This section is from the book "Elementary Banking", by John Franklin Ebersole. Also available from Amazon: Elementary Banking.
It must in imperative terms direct the drawee to "pay to A" the sum specified. There must be no qualifying statements. A request to pay, or an authority to collect money due, is not an order, though it is often hard to tell from the language used just what is meant. An order implies in its terms a right to command and a duty to obey. Words of politeness, however, will not deprive an order of imperative quality. "Please pay X" is a common phrase, but is held to be an order. The following was held to be a bill of exchange: "Mr. Nelson will oblige Mr. Webb by paying J. Ruff, or order, twenty guineas on his account." The order must be unconditional on its face. If a bill was to be payable only if some specified event should happen it would be of little value in business, since the event might never happen. Even if the event should afterwards take place the instrument would not then become a bill. Suppose A has two accounts with the firm of B and draws a draft on B in the following words: "Please pay C, or order, $500 and charge account No. 1." Is this a negotiable instrument? It has been held to be. There is an unqualified order to B to pay C, or order, the $500 and the words "charge account No. 1" are only an indication to B of the account to which the bill is to be charged after it is paid. The fact that the consideration may be stated does not make the instrument conditional. Suppose the above bill had read: "Please pay C, or order, $500, account five typewriters." This is still an unconditional order to pay C, or order, and the statement of the consideration does not affect it.
There must be certainty as to the time when a bill will be due, or no one would take it from anybody else. An instrument is payable on demand (1) where it is expressed to be payable on demand, or at sight, or on presentation; or (2) where no time of payment is stated. An instrument is payable at a fixed time if it says, for example, "30 days after date." An instrument is payable at a determinable time when the date can be fixed with reference to the happening of an event certain to happen. Death is sure to come, though the time of its coming is uncertain, so an order to pay thirty days after death would be binding. Suppose an order said "pay to X $500 when he becomes twenty-one years of age." This would not be negotiable, since X might never become twenty-one.

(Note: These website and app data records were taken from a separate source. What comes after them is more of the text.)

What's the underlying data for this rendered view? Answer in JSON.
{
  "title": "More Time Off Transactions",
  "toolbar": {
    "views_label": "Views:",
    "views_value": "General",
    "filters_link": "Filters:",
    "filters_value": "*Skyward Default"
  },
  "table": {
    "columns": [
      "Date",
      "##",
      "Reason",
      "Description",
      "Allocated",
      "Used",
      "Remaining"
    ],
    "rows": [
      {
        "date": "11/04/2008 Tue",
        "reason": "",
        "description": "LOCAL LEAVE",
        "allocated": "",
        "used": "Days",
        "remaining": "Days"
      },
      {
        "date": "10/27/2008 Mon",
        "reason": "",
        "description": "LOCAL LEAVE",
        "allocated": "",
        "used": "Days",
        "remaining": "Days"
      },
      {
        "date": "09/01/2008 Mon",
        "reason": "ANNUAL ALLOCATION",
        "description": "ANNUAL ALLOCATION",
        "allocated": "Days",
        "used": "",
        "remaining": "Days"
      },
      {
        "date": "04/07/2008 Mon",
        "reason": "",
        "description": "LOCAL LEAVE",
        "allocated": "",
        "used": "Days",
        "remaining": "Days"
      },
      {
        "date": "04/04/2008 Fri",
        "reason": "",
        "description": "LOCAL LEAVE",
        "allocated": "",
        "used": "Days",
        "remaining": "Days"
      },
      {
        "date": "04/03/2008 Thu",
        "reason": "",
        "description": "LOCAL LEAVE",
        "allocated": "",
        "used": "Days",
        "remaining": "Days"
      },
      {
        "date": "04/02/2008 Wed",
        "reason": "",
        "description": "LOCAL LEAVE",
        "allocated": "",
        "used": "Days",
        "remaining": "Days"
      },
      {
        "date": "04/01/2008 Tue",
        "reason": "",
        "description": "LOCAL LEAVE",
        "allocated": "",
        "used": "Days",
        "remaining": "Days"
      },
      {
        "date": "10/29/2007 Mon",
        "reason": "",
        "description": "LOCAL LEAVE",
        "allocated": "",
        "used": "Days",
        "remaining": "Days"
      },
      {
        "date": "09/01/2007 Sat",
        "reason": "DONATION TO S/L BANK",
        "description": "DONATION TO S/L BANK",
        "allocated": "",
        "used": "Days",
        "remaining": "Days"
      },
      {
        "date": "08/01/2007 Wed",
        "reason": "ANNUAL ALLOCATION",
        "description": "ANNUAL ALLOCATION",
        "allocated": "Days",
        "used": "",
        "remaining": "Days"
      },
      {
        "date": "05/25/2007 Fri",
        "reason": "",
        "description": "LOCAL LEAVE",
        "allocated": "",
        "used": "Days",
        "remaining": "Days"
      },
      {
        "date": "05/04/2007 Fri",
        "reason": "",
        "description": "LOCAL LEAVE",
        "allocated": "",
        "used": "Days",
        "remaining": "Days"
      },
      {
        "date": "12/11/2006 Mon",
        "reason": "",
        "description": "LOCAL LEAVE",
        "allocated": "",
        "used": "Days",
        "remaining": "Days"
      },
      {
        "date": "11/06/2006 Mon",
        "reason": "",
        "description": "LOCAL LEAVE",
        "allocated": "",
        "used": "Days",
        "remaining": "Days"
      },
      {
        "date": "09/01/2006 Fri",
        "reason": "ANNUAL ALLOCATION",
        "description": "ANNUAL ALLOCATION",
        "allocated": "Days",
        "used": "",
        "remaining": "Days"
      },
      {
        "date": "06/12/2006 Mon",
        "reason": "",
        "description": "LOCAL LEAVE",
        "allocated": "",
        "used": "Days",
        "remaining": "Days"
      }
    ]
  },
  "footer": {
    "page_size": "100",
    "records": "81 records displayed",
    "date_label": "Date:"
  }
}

If the bill reads "$500 and accrued taxes," then it would not be negotiable, for the amount payable at maturity is uncertain. But stipulations for interest at a given rate, or for the payment of costs of collection and attorney's fees, if not paid at maturity, do not affect the negotiability of a bill. The order to pay must be to pay money. The money must be that of the country where the order is payable. For instance, a note payable in Canada but made in Illinois must be payable in Canadian money. By business customs the following terms mean money: "currency" and "current funds," so a bill containing an order to pay $500 in "currency" or "current funds" will be negotiable. A particular kind of legal tender may be designated, such as gold eagles or pennies. There must not be an order to pay money and (or) something else. An order "pay X $500 and give him my horse Black Star," or "pay X $500 or give him my horse Black Star" will not be negotiable - the payee or anybody to whom the bill is indorsed must be certain of getting money alone if he wishes it. But if X was to have the choice of taking the money or the horse it would be all right. In other words, if the maker of a note has the election of paying money or giving something else, the note is not negotiable. If the holder has the option of requiring something to be done in lieu of the payment of money, the note is negotiable, because the holder can always demand money.